It has become understandable that the video film cannot replace the photo for therapeutic purposes. Cutting a person’s video in anger would be far less “symbolic” than snipping off a person’s photo. The permanent photo is suitable for being carried along or exposed to the wall. And progress in photographic techniques does not automatically transform phototherapy into video therapy, although video recording can also be used sensibly in therapy – indeed, even more frequently than in the photo.
Joint viewing of old albums, even old holiday memories, at the beginning of each psychotherapy could become an esteemed routine procedure, because the life of the client becomes visible to the therapist and the client himself without the filter of interpretation of the current illness, the current symptoms.
A depression or a long psychosomatic illness can bring past stress and stress to the fore as an explanation. However, the pictures of the photo album or the past holiday trip have not been taken from this point of view and give a broader, possibly even more correct picture of the experience in the past. As a rule, the pictures of the photo amateur reflect positive situations, holiday moods or anniversaries of which one can be proud.
In therapy, the client suffers from life, is no longer so proud, can experience joy and satisfaction less. The photos that haven’t been pulled out for years or decades can remind him that he could be happy. The therapist can use this fact to convince him that he can reach this condition again. This is definitely a confidence-giving and successful start to therapy.
A photo session in group therapy could also arouse interest in their own appearance in the case of depressed clients or in the case of neglected adolescents. The experience of looking made-up and fashionable, pretty and attractive can become a crystallization point of new life energy. Some uses of photos in therapy have not been tried. For example, it might be quite interesting to give a client a camera and have him photograph all important persons or objects of his environment. In this way, therapy also expands the hitherto purely verbal access to the client’s world.
Modern digital cameras allow the results to be viewed in the following therapy session without the delays caused by film developments.
Phototherapy has fluid transitions to art therapy, when not just taking photos, but creating collages from photographed elements and own photos when photos are painted over or symbols for the past, future, and present are designed. In this respect, the photo therapist is also recommended to study art therapy literature.
In this way, private and public aspects of the professional, social, physical, mental and emotional self-image are designed and discussed.

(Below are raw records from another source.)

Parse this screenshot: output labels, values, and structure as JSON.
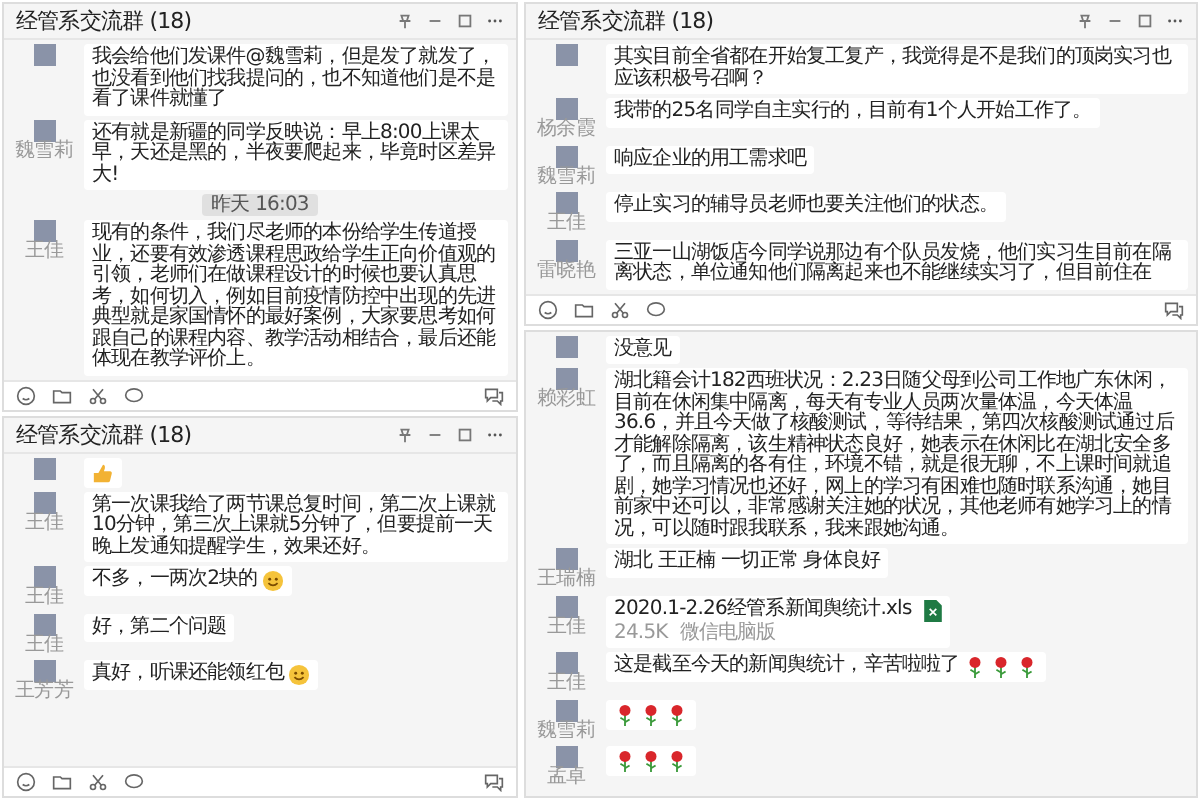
{
  "panels": [
    {
      "title": "经管系交流群 (18)",
      "messages": [
        {
          "kind": "text",
          "text": "我会给他们发课件@魏雪莉，但是发了就发了，也没看到他们找我提问的，也不知道他们是不是看了课件就懂了"
        },
        {
          "kind": "text",
          "sender": "魏雪莉",
          "text": "还有就是新疆的同学反映说：早上8:00上课太早，天还是黑的，半夜要爬起来，毕竟时区差异大!"
        },
        {
          "kind": "time",
          "text": "昨天 16:03"
        },
        {
          "kind": "text",
          "sender": "王佳",
          "text": "现有的条件，我们尽老师的本份给学生传道授业，还要有效渗透课程思政给学生正向价值观的引领，老师们在做课程设计的时候也要认真思考，如何切入，例如目前疫情防控中出现的先进典型就是家国情怀的最好案例，大家要思考如何跟自己的课程内容、教学活动相结合，最后还能体现在教学评价上。"
        }
      ]
    },
    {
      "title": "经管系交流群 (18)",
      "messages": [
        {
          "kind": "thumbs"
        },
        {
          "kind": "text",
          "sender": "王佳",
          "text": "第一次课我给了两节课总复时间，第二次上课就10分钟，第三次上课就5分钟了，但要提前一天晚上发通知提醒学生，效果还好。"
        },
        {
          "kind": "text",
          "sender": "王佳",
          "text": "不多，一两次2块的",
          "icons": [
            {
              "kind": "smile"
            }
          ]
        },
        {
          "kind": "text",
          "sender": "王佳",
          "text": "好，第二个问题"
        },
        {
          "kind": "text",
          "sender": "王芳芳",
          "text": "真好，听课还能领红包",
          "icons": [
            {
              "kind": "smile"
            }
          ]
        }
      ]
    },
    {
      "title": "经管系交流群 (18)",
      "messages": [
        {
          "kind": "text",
          "text": "其实目前全省都在开始复工复产，我觉得是不是我们的顶岗实习也应该积极号召啊？"
        },
        {
          "kind": "text",
          "sender": "杨余霞",
          "text": "我带的25名同学自主实行的，目前有1个人开始工作了。"
        },
        {
          "kind": "text",
          "sender": "魏雪莉",
          "text": "响应企业的用工需求吧"
        },
        {
          "kind": "text",
          "sender": "王佳",
          "text": "停止实习的辅导员老师也要关注他们的状态。"
        },
        {
          "kind": "text",
          "sender": "雷晓艳",
          "text": "三亚一山湖饭店今同学说那边有个队员发烧，他们实习生目前在隔离状态，单位通知他们隔离起来也不能继续实习了，但目前住在"
        }
      ]
    },
    {
      "messages": [
        {
          "kind": "text",
          "text": "没意见"
        },
        {
          "kind": "text",
          "sender": "赖彩虹",
          "text": "湖北籍会计182西班状况：2.23日随父母到公司工作地广东休闲，目前在休闲集中隔离，每天有专业人员两次量体温，今天体温36.6，并且今天做了核酸测试，等待结果，第四次核酸测试通过后才能解除隔离，该生精神状态良好，她表示在休闲比在湖北安全多了，而且隔离的各有住，环境不错，就是很无聊，不上课时间就追剧，她学习情况也还好，网上的学习有困难也随时联系沟通，她目前家中还可以，非常感谢关注她的状况，其他老师有她学习上的情况，可以随时跟我联系，我来跟她沟通。"
        },
        {
          "kind": "text",
          "sender": "王瑞楠",
          "text": "湖北 王正楠 一切正常 身体良好"
        },
        {
          "kind": "file",
          "sender": "王佳",
          "file_name": "2020.1-2.26经管系新闻舆统计.xls",
          "size": "24.5K",
          "source": "微信电脑版"
        },
        {
          "kind": "text",
          "sender": "王佳",
          "text": "这是截至今天的新闻舆统计，辛苦啦啦了",
          "icons": [
            {
              "kind": "rose"
            },
            {
              "kind": "rose"
            },
            {
              "kind": "rose"
            }
          ]
        },
        {
          "kind": "text",
          "sender": "魏雪莉",
          "icons": [
            {
              "kind": "rose"
            },
            {
              "kind": "rose"
            },
            {
              "kind": "rose"
            }
          ]
        },
        {
          "kind": "text",
          "sender": "孟卓",
          "icons": [
            {
              "kind": "rose"
            },
            {
              "kind": "rose"
            },
            {
              "kind": "rose"
            }
          ]
        }
      ]
    }
  ]
}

A conceptual differentiation of the self is achieved, which enables a more complex and thus more differentiated understanding of one’s own person and also of the inconsistencies of one’s own person.